● **Exercise requirements**:
If a line in the data contains "description", copy it out.

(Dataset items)
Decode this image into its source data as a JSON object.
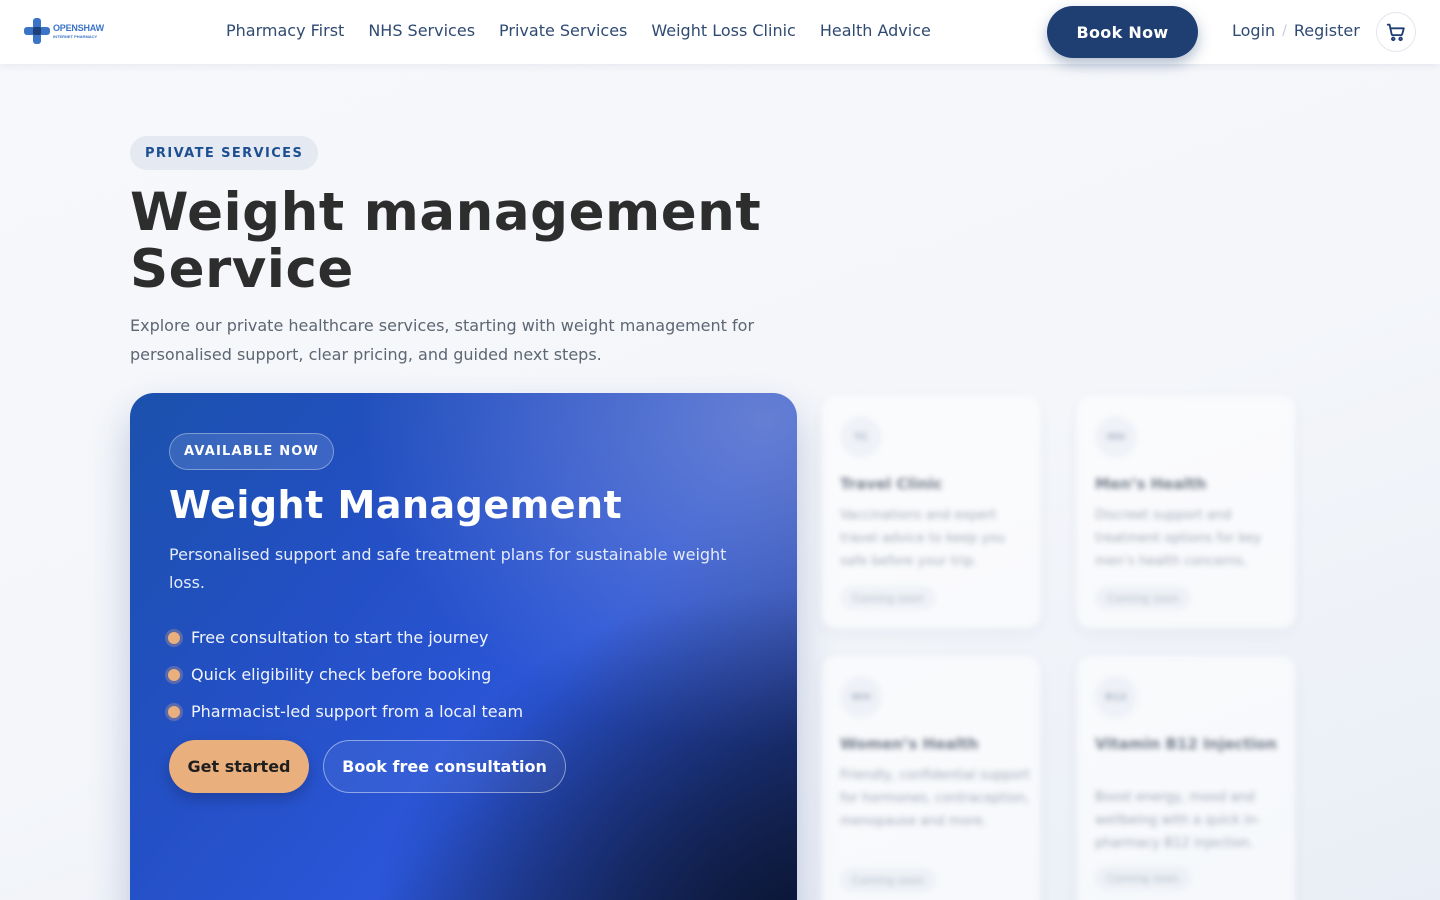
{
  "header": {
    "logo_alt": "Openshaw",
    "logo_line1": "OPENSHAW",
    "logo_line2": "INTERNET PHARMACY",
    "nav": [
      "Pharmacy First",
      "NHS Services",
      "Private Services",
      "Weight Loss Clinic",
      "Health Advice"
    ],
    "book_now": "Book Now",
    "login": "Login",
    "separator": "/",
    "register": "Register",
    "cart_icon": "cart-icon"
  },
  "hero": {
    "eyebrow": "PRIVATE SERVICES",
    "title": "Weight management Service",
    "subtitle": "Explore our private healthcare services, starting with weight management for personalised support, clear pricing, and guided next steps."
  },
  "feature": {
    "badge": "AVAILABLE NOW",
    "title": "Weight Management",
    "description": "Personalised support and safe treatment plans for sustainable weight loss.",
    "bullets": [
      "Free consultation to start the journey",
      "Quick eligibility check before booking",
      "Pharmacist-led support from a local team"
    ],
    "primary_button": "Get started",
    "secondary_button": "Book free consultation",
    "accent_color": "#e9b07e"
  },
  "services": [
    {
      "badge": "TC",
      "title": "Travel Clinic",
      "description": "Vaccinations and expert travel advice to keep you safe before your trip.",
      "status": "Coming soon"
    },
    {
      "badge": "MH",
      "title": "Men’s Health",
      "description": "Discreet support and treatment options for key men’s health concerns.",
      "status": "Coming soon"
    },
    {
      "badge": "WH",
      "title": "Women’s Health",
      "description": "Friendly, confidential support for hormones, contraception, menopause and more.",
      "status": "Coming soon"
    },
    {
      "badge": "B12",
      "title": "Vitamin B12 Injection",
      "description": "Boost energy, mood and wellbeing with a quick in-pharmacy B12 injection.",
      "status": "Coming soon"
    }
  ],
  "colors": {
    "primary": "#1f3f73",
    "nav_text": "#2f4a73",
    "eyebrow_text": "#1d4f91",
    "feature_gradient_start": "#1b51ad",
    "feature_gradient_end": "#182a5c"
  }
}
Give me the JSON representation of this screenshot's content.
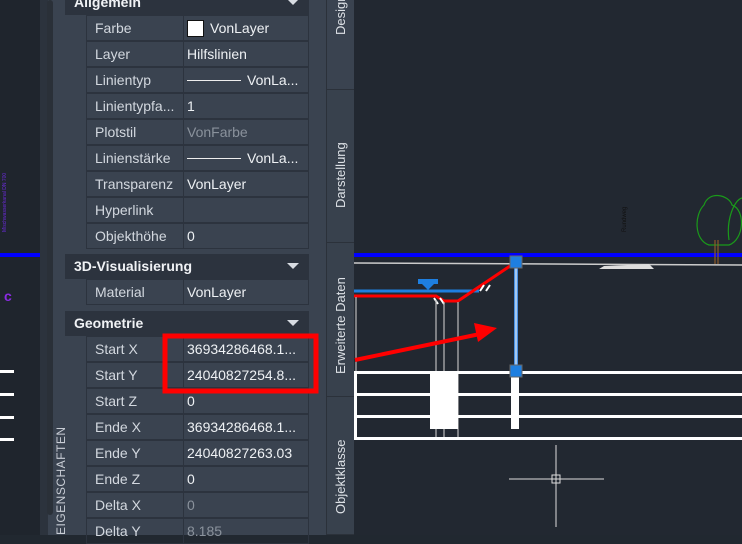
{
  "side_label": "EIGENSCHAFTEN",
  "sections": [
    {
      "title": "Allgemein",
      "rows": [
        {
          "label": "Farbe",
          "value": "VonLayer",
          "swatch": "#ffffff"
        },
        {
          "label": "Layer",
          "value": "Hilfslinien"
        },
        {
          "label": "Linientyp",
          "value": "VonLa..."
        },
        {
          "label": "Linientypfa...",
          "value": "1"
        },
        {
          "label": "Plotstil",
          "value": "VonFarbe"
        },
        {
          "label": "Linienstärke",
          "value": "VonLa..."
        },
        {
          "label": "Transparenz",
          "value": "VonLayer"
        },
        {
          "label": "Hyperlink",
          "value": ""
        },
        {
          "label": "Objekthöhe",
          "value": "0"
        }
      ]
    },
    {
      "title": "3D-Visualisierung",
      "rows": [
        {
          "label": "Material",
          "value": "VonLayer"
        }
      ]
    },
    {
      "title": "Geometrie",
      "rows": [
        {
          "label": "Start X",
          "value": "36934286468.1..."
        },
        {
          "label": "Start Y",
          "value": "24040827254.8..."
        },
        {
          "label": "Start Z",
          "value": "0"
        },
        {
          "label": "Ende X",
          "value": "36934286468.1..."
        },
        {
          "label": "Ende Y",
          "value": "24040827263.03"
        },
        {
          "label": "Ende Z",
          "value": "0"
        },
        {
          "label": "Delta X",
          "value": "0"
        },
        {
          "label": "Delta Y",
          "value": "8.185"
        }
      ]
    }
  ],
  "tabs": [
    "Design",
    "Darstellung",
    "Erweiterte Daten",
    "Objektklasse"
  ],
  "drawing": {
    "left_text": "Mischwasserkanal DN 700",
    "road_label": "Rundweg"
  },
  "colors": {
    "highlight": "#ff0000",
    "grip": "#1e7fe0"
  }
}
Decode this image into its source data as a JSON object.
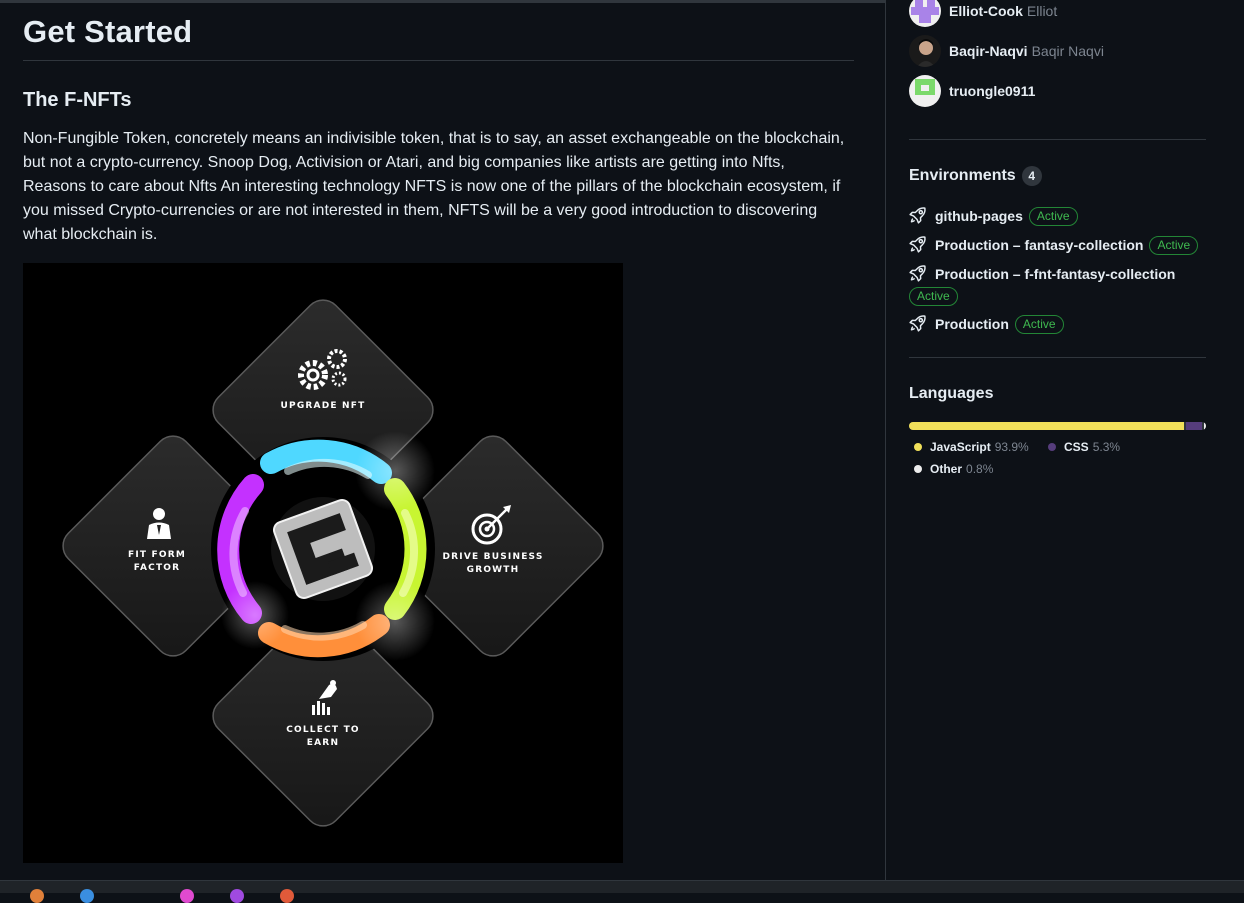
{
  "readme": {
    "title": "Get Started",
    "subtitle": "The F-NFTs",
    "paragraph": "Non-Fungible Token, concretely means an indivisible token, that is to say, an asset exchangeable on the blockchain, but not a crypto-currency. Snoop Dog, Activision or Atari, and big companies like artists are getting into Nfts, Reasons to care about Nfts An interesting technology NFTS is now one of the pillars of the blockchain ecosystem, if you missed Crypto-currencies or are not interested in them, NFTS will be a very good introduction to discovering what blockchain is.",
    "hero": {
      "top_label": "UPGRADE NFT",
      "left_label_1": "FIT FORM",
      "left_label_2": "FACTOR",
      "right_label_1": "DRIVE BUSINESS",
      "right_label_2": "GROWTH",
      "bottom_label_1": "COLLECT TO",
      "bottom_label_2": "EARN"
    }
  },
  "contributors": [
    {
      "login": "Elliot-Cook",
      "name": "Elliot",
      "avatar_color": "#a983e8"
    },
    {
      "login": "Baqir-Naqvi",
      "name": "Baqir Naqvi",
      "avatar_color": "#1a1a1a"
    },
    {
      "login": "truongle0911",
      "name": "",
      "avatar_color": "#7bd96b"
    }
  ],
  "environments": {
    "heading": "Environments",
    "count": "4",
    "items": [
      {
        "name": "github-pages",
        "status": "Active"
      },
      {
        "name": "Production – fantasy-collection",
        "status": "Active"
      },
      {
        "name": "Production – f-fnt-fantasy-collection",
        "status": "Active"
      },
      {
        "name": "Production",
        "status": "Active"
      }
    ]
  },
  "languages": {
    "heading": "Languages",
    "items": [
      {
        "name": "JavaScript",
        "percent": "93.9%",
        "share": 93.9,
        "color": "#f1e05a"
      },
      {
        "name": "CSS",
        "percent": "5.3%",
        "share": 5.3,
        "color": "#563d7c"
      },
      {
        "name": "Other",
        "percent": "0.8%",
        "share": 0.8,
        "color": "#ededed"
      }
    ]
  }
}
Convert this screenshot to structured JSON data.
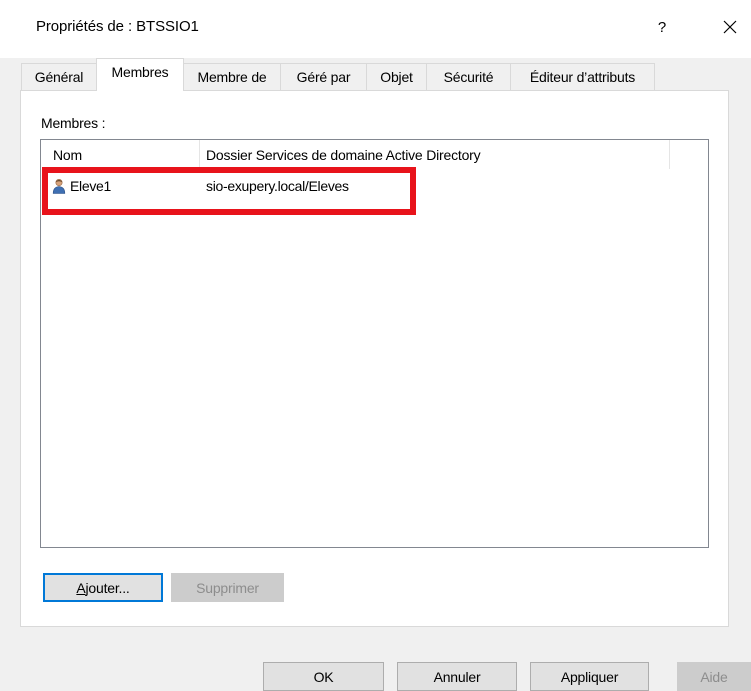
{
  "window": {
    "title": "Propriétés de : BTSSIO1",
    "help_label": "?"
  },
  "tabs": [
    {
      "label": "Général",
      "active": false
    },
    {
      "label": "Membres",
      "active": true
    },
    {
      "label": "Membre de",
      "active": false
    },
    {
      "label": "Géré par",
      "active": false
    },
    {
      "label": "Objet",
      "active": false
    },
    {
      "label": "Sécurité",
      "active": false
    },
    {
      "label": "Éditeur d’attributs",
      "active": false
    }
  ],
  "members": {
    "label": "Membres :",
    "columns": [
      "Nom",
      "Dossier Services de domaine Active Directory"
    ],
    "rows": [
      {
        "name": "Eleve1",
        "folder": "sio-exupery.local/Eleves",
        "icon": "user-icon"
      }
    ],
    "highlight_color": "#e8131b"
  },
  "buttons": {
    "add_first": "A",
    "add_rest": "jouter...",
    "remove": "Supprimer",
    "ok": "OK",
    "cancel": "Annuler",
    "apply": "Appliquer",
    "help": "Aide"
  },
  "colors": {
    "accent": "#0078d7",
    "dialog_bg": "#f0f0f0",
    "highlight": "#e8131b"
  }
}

● **Solution to the exercise**:
    "description": "Personalised support and safe treatment plans for sustainable weight loss.",
      "description": "Vaccinations and expert travel advice to keep you safe before your trip.",
      "description": "Discreet support and treatment options for key men’s health concerns.",
      "description": "Friendly, confidential support for hormones, contraception, menopause and more.",
      "description": "Boost energy, mood and wellbeing with a quick in-pharmacy B12 injection.",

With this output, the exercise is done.